Christian Andersen captures the essence of “the city” in his short films. A distillation of the cityscape, capturing all that is beautiful in the urban, the cultural bustle filled by people and traffic. The particular stillness achieved lies somewhere between Andersen’s juxtaposition of colour drenched abstractions and the music accompanying the footage, both of which blur and drown out the din of the city, allowing an appreciation of the city as it is, but the city as it’s never really experienced.
His films focus upon “street aesthetic” and are a celebration of all that is gorgeous about the city, which here becomes some abstract conglomeration that’s all life, which is missed in the daily grind. What’s captured through Andersen’s lens is hyper real, and a little blurry and ill-defined. All the more endearing in light of Andersen’s starting point, the place where he “truly appreciates where he is standing”, shaped by a belief that “you must break out of your current comfort zone and become comfortable with the unfamiliar and unknown in order to make a change”. It’s one of those refreshingly charming calls to look at the city and alter your perspective, blur the real, to see something a little different. And even the biggest cynic could be tempted to listen to the call thanks to the captivating aesthetic of the films.
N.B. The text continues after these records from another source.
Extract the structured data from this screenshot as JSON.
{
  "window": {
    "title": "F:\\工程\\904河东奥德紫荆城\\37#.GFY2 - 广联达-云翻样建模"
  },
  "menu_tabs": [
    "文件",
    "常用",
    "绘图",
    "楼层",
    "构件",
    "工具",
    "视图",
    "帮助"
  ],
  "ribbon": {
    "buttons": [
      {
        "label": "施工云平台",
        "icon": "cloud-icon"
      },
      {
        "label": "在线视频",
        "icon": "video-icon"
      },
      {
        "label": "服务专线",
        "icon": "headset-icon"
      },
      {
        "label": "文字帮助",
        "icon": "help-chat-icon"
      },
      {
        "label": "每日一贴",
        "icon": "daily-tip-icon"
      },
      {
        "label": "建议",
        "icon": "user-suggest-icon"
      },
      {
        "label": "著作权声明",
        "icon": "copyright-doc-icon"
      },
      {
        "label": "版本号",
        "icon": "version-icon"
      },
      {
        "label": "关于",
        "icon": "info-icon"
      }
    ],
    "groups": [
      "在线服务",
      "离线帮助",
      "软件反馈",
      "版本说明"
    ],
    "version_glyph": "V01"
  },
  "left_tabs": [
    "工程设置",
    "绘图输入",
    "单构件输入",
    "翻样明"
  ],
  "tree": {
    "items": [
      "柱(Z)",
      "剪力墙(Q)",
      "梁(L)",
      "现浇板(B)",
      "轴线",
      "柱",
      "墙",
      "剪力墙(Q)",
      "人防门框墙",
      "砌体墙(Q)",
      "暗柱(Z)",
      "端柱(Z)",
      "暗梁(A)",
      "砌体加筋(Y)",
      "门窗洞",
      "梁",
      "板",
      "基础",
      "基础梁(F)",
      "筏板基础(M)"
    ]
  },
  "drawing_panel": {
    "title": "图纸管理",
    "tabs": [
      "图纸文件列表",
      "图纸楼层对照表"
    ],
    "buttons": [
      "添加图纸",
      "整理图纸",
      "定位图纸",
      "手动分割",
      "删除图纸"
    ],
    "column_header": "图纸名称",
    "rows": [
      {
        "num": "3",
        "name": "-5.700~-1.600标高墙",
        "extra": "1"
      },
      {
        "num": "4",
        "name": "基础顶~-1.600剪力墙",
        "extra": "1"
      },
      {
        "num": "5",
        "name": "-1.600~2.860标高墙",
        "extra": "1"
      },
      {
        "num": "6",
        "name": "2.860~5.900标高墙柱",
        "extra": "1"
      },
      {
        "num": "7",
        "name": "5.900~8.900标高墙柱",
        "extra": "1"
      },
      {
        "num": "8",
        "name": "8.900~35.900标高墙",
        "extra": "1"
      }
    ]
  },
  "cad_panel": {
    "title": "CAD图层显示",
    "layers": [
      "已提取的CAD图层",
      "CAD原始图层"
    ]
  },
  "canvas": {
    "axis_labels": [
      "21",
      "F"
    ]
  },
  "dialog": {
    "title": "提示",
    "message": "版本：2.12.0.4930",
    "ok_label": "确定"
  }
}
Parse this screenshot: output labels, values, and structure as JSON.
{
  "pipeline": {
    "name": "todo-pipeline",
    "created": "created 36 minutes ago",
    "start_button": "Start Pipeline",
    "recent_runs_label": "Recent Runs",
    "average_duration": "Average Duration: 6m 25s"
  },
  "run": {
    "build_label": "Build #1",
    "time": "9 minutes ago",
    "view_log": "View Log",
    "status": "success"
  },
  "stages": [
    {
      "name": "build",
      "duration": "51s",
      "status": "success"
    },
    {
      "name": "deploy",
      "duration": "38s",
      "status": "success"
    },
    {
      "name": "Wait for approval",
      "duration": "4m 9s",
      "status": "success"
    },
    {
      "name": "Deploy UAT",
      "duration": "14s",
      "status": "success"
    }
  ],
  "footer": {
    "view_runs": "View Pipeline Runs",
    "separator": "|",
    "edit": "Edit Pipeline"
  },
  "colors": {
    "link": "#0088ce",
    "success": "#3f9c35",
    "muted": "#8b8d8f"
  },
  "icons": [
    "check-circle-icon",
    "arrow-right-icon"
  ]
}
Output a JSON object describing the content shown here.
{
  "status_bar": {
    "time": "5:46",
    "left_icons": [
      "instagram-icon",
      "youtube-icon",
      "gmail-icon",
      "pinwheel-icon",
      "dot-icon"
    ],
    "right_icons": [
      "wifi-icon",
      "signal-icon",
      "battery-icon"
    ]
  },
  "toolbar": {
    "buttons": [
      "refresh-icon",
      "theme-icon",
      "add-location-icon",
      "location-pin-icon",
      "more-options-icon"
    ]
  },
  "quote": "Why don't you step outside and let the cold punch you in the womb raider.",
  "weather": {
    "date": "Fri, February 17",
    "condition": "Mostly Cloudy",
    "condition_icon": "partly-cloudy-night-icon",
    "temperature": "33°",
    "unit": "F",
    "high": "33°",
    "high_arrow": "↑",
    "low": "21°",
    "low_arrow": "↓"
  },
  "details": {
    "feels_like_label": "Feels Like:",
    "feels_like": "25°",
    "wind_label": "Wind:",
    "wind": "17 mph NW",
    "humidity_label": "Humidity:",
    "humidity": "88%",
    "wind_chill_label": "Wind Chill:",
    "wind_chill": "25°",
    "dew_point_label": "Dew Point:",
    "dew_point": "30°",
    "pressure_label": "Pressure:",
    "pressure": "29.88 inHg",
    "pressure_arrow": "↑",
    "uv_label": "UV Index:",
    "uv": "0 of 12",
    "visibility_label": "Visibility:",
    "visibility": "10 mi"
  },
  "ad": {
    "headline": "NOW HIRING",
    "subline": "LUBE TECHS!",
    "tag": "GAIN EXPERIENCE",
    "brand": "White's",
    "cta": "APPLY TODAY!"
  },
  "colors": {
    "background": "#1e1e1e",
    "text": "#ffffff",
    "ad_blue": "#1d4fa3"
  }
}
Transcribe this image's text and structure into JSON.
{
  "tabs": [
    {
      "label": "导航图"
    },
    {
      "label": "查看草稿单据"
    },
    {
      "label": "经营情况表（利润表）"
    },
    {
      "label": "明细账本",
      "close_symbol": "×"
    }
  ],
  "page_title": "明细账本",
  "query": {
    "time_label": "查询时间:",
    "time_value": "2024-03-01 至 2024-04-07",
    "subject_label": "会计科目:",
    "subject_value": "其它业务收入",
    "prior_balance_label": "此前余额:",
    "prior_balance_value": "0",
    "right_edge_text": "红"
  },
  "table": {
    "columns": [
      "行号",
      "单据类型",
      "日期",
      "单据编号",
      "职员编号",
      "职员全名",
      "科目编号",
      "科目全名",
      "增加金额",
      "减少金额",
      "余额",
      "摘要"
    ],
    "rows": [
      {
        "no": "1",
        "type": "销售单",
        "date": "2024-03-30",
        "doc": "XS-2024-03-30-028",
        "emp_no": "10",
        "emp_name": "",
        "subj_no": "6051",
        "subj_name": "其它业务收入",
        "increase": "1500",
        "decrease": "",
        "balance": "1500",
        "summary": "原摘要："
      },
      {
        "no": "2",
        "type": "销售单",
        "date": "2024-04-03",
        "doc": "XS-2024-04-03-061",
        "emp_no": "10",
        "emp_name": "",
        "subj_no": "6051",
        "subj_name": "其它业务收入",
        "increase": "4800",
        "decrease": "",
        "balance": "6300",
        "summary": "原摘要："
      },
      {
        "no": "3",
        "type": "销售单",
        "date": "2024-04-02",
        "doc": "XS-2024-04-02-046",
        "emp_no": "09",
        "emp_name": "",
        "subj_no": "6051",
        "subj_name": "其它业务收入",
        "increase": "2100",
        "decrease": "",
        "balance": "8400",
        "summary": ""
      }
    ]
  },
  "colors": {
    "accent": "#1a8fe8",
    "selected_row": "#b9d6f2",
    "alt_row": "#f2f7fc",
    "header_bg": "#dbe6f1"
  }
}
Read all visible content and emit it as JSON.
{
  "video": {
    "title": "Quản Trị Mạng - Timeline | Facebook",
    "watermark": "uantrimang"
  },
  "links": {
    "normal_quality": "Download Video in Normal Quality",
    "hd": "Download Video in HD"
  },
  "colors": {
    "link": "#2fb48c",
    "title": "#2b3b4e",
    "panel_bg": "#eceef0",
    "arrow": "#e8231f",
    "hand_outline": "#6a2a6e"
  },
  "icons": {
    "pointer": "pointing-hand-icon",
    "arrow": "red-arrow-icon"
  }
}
Just released, The Street Aesthetic of Berlin is the second of Andersen’s love letters to one of the world’s cultural capitals, we hope London’s street aesthetic gets the same hazy, dreamy treatment as Berlin and New York have had soon, could do with something to play over in the mind to distract from the commute.